A Snapchat representative, Rob Saliterman, responded to Everytown with a quote of $150,000. This would allow Snapchat users to engage with the event using custom filters and lenses created specifically for it.
But here’s where it gets particularly sordid. Because what Saliterman, who works as Snapchat’s Head of Political Sales, didn’t realize is that the Snapchat news team had reached out to Everytown, offering to feature the event as a Live Story for free.
Realizing that another department within Snapchat had undercut him, he fired off an email suggesting that Everytown pay up, lest National Rifle Association (NRA) adverts appear on their videos.
“I just learned our News Team is doing a Live Story on National Gun Violence Awareness Day,” said Saliterman.
“I would urgently like to speak with you about advertising opportunities within the story, as there will be three ad slots. We are also talking to the NRA about running ads within the story.”
In another email, he said: “To be clear, the story has the potential to be bought by any advertiser, including the NRA, which will enable the advertiser to run three 10-sec video ads within the story. This is analogous to how any advertiser could buy advertising in a TV news program about violence. The advertising will not impact the editorial content within the story as our teams are independent.”
The NRA is a deeply controversial and polarizing gun advocacy group. While some argue that it exists to vigorously defend the Second Amendment, others argue that the NRA has stifled any meaningful attempt at reasonable gun control reform.
The juxtaposition of an NRA advert alongside an Everytown video would be unfortunate, to say the least.
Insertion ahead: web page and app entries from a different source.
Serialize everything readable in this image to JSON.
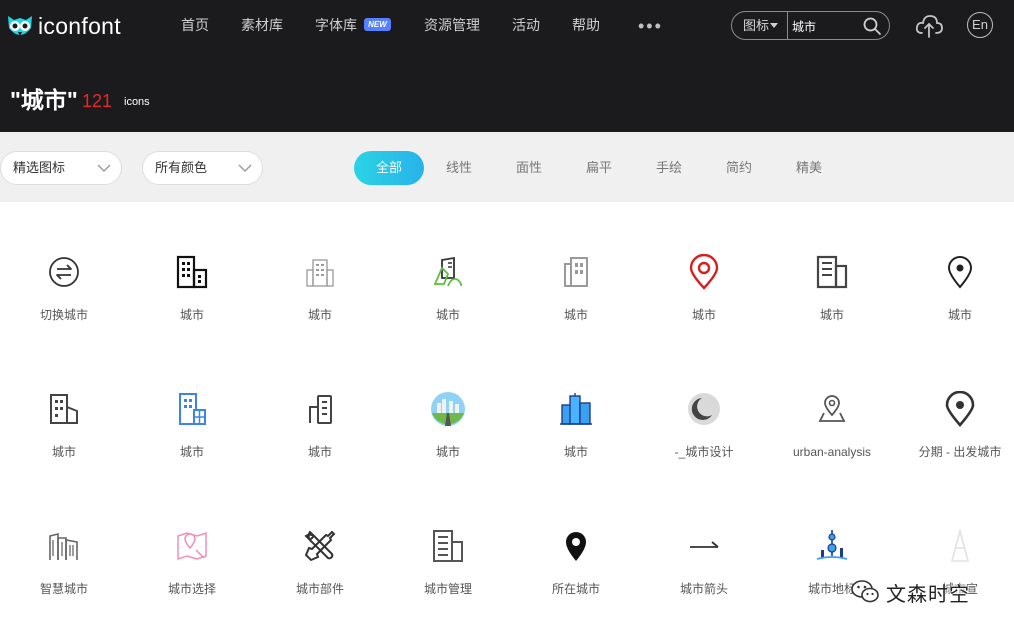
{
  "brand": {
    "name": "iconfont"
  },
  "nav": {
    "items": [
      "首页",
      "素材库",
      "字体库",
      "资源管理",
      "活动",
      "帮助"
    ],
    "new_badge": "NEW",
    "more": "•••"
  },
  "search": {
    "type_label": "图标",
    "value": "城市"
  },
  "lang": {
    "label": "En"
  },
  "result": {
    "query": "\"城市\"",
    "count": "121",
    "unit": "icons"
  },
  "filters": {
    "select1": "精选图标",
    "select2": "所有颜色",
    "tabs": [
      "全部",
      "线性",
      "面性",
      "扁平",
      "手绘",
      "简约",
      "精美"
    ],
    "active_tab": "全部"
  },
  "icons": [
    {
      "label": "切换城市",
      "icon": "switch-city-icon"
    },
    {
      "label": "城市",
      "icon": "buildings-outline-icon"
    },
    {
      "label": "城市",
      "icon": "apartment-gray-icon"
    },
    {
      "label": "城市",
      "icon": "city-green-icon"
    },
    {
      "label": "城市",
      "icon": "buildings-gray-icon"
    },
    {
      "label": "城市",
      "icon": "location-pin-red-icon"
    },
    {
      "label": "城市",
      "icon": "building-block-icon"
    },
    {
      "label": "城市",
      "icon": "location-pin-icon"
    },
    {
      "label": "城市",
      "icon": "building-small-icon"
    },
    {
      "label": "城市",
      "icon": "building-blue-icon"
    },
    {
      "label": "城市",
      "icon": "building-simple-icon"
    },
    {
      "label": "城市",
      "icon": "city-landscape-color-icon"
    },
    {
      "label": "城市",
      "icon": "skyscrapers-blue-icon"
    },
    {
      "label": "-_城市设计",
      "icon": "moon-badge-icon"
    },
    {
      "label": "urban-analysis",
      "icon": "map-pin-area-icon"
    },
    {
      "label": "分期 - 出发城市",
      "icon": "location-pin-dark-icon"
    },
    {
      "label": "智慧城市",
      "icon": "buildings-thin-icon"
    },
    {
      "label": "城市选择",
      "icon": "map-select-pink-icon"
    },
    {
      "label": "城市部件",
      "icon": "tools-icon"
    },
    {
      "label": "城市管理",
      "icon": "building-manage-icon"
    },
    {
      "label": "所在城市",
      "icon": "location-filled-icon"
    },
    {
      "label": "城市箭头",
      "icon": "arrow-right-icon"
    },
    {
      "label": "城市地标",
      "icon": "tower-landmark-icon"
    },
    {
      "label": "城市宣",
      "icon": "tower-faint-icon"
    }
  ],
  "watermark": {
    "text": "文森时空"
  },
  "colors": {
    "bar": "#1b1b1d",
    "accent": "#27b3ea",
    "count": "#e8272b",
    "new_badge": "#5580ff"
  }
}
Ultimately, Everytown decided to refuse both the offer of a free Live Story, as well as Snapchat’s paid advertising stories. The video sharing app later ran an Our Story called “Guns in America”.